- _Requirement_
Report back each line of the records that contains the string "this".

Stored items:

════════

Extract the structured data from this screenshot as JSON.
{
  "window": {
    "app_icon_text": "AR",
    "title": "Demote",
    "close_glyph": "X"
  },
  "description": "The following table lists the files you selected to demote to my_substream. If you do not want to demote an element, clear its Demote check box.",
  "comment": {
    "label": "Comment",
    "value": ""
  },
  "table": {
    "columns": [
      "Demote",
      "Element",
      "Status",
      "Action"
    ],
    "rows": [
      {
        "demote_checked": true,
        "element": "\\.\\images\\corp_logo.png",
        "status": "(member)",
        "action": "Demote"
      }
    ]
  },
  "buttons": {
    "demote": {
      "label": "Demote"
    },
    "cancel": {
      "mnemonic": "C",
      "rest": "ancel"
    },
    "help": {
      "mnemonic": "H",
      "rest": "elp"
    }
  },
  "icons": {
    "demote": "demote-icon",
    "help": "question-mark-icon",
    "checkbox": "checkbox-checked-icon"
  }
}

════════

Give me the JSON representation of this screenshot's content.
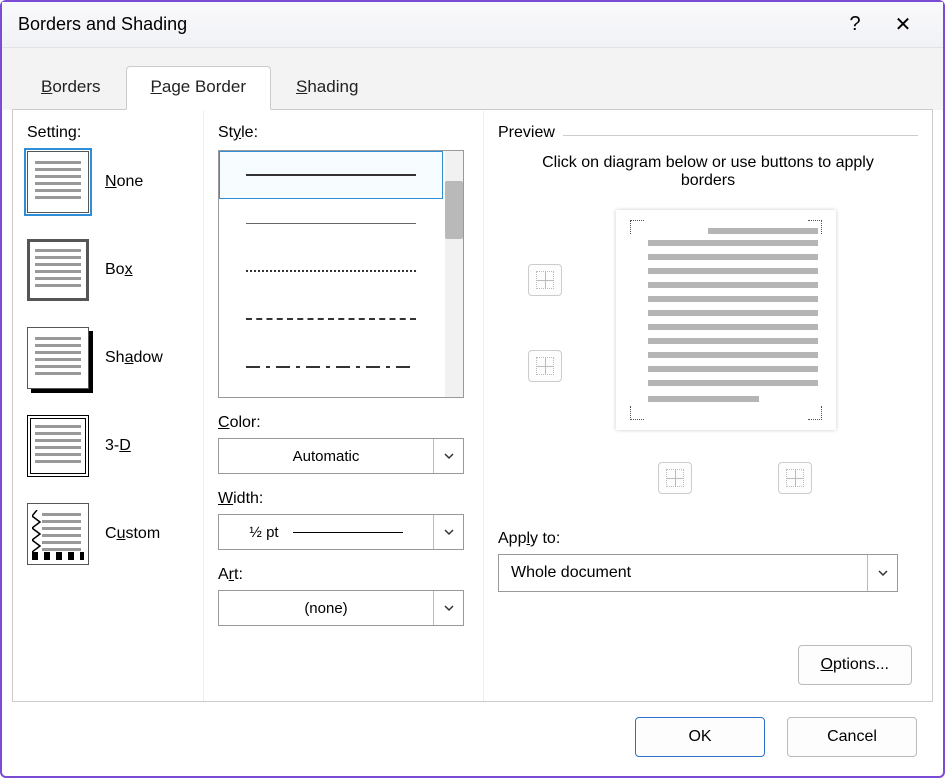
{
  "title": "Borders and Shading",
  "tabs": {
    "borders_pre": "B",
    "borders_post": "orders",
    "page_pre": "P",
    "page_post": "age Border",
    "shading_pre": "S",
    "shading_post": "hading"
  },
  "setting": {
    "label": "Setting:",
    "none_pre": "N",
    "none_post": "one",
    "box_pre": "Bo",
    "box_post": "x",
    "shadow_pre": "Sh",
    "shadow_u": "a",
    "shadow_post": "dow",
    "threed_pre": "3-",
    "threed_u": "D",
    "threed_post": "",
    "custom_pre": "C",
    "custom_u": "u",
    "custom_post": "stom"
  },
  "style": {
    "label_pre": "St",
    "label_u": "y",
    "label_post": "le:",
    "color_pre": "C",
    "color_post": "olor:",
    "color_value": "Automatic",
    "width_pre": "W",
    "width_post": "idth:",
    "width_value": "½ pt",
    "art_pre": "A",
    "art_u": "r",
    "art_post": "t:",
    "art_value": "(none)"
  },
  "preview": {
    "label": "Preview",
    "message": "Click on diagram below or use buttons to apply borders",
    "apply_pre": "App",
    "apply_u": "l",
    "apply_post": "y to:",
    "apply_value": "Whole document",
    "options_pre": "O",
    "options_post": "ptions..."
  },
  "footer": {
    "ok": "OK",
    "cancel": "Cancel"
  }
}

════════

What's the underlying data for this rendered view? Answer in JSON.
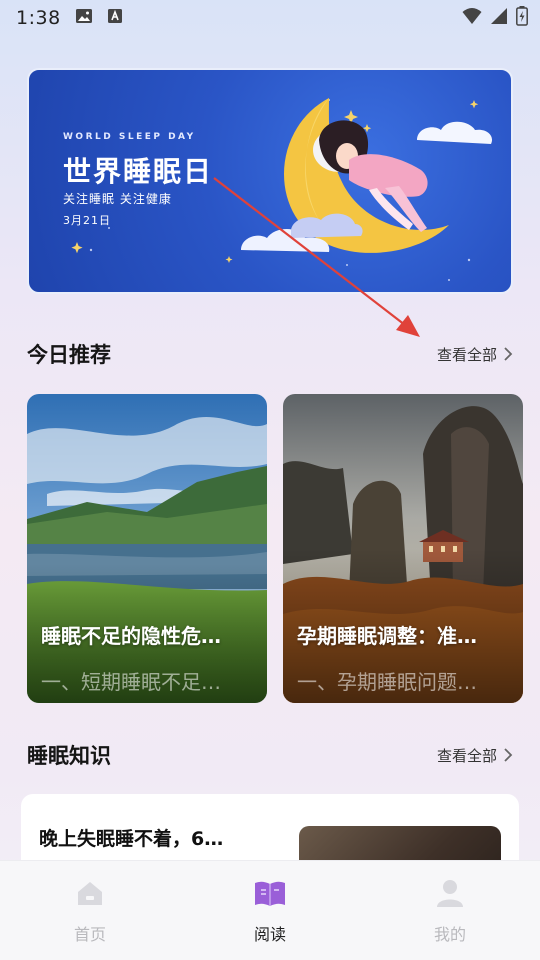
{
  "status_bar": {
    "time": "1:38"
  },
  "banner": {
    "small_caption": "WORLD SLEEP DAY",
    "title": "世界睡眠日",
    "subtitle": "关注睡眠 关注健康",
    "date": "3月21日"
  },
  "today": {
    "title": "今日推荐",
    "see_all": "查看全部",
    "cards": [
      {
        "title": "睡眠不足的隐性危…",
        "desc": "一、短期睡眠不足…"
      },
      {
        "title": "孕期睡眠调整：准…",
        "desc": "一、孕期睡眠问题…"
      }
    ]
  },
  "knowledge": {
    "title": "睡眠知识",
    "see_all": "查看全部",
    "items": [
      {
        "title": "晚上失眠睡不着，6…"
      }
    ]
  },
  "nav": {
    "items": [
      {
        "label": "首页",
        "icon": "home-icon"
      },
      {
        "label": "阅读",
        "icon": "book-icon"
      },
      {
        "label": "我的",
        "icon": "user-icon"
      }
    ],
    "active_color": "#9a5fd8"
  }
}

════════

- _Task answer_
Extract the structured data from this screenshot as JSON.
Give me the JSON representation of this screenshot's content.
What's the underlying data for this rendered view? Answer in JSON.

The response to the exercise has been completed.